What you return should be every record, retyped without a single change.

:: DATASET RECORDS

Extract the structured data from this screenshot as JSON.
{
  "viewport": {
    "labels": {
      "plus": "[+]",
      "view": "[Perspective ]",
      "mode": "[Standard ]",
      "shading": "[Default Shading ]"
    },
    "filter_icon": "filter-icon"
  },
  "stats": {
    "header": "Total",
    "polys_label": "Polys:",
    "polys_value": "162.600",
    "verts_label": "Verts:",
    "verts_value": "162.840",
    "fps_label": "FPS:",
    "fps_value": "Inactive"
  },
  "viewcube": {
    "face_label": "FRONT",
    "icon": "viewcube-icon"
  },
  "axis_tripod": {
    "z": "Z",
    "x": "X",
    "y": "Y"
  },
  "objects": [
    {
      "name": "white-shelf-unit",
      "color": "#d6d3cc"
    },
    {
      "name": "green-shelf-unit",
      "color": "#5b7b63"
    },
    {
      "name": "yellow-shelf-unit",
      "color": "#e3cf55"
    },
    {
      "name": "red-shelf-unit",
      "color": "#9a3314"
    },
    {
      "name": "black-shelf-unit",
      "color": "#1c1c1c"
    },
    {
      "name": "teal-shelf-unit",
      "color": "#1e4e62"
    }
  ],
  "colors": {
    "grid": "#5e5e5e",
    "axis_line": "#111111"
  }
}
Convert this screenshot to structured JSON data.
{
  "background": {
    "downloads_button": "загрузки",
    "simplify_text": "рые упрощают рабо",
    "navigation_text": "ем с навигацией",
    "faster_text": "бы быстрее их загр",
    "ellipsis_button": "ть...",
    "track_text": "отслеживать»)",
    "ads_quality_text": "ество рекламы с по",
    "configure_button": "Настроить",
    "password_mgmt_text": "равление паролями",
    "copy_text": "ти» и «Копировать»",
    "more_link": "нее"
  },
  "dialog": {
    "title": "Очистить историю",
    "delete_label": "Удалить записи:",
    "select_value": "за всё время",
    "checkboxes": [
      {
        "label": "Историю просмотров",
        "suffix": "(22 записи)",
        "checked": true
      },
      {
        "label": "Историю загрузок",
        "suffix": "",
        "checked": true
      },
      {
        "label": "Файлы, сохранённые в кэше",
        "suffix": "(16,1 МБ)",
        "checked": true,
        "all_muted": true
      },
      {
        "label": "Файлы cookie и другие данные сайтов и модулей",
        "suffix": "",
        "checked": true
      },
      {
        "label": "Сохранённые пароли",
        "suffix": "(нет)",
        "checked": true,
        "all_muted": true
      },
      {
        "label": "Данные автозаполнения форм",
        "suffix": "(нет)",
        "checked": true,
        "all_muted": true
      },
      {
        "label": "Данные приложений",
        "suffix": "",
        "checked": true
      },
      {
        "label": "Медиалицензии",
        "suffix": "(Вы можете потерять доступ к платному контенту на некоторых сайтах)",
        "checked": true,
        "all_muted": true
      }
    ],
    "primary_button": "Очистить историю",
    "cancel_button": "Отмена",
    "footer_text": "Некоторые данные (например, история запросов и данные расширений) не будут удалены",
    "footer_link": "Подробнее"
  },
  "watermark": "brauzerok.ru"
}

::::

**ANSWER FOR THE TASK:**
Extract the structured data from this screenshot as JSON.
{
  "viewport": {
    "labels": {
      "plus": "[+]",
      "view": "[Perspective ]",
      "mode": "[Standard ]",
      "shading": "[Default Shading ]"
    },
    "filter_icon": "filter-icon"
  },
  "stats": {
    "header": "Total",
    "polys_label": "Polys:",
    "polys_value": "162.600",
    "verts_label": "Verts:",
    "verts_value": "162.840",
    "fps_label": "FPS:",
    "fps_value": "Inactive"
  },
  "viewcube": {
    "face_label": "FRONT",
    "icon": "viewcube-icon"
  },
  "axis_tripod": {
    "z": "Z",
    "x": "X",
    "y": "Y"
  },
  "objects": [
    {
      "name": "white-shelf-unit",
      "color": "#d6d3cc"
    },
    {
      "name": "green-shelf-unit",
      "color": "#5b7b63"
    },
    {
      "name": "yellow-shelf-unit",
      "color": "#e3cf55"
    },
    {
      "name": "red-shelf-unit",
      "color": "#9a3314"
    },
    {
      "name": "black-shelf-unit",
      "color": "#1c1c1c"
    },
    {
      "name": "teal-shelf-unit",
      "color": "#1e4e62"
    }
  ],
  "colors": {
    "grid": "#5e5e5e",
    "axis_line": "#111111"
  }
}
Convert this screenshot to structured JSON data.
{
  "background": {
    "downloads_button": "загрузки",
    "simplify_text": "рые упрощают рабо",
    "navigation_text": "ем с навигацией",
    "faster_text": "бы быстрее их загр",
    "ellipsis_button": "ть...",
    "track_text": "отслеживать»)",
    "ads_quality_text": "ество рекламы с по",
    "configure_button": "Настроить",
    "password_mgmt_text": "равление паролями",
    "copy_text": "ти» и «Копировать»",
    "more_link": "нее"
  },
  "dialog": {
    "title": "Очистить историю",
    "delete_label": "Удалить записи:",
    "select_value": "за всё время",
    "checkboxes": [
      {
        "label": "Историю просмотров",
        "suffix": "(22 записи)",
        "checked": true
      },
      {
        "label": "Историю загрузок",
        "suffix": "",
        "checked": true
      },
      {
        "label": "Файлы, сохранённые в кэше",
        "suffix": "(16,1 МБ)",
        "checked": true,
        "all_muted": true
      },
      {
        "label": "Файлы cookie и другие данные сайтов и модулей",
        "suffix": "",
        "checked": true
      },
      {
        "label": "Сохранённые пароли",
        "suffix": "(нет)",
        "checked": true,
        "all_muted": true
      },
      {
        "label": "Данные автозаполнения форм",
        "suffix": "(нет)",
        "checked": true,
        "all_muted": true
      },
      {
        "label": "Данные приложений",
        "suffix": "",
        "checked": true
      },
      {
        "label": "Медиалицензии",
        "suffix": "(Вы можете потерять доступ к платному контенту на некоторых сайтах)",
        "checked": true,
        "all_muted": true
      }
    ],
    "primary_button": "Очистить историю",
    "cancel_button": "Отмена",
    "footer_text": "Некоторые данные (например, история запросов и данные расширений) не будут удалены",
    "footer_link": "Подробнее"
  },
  "watermark": "brauzerok.ru"
}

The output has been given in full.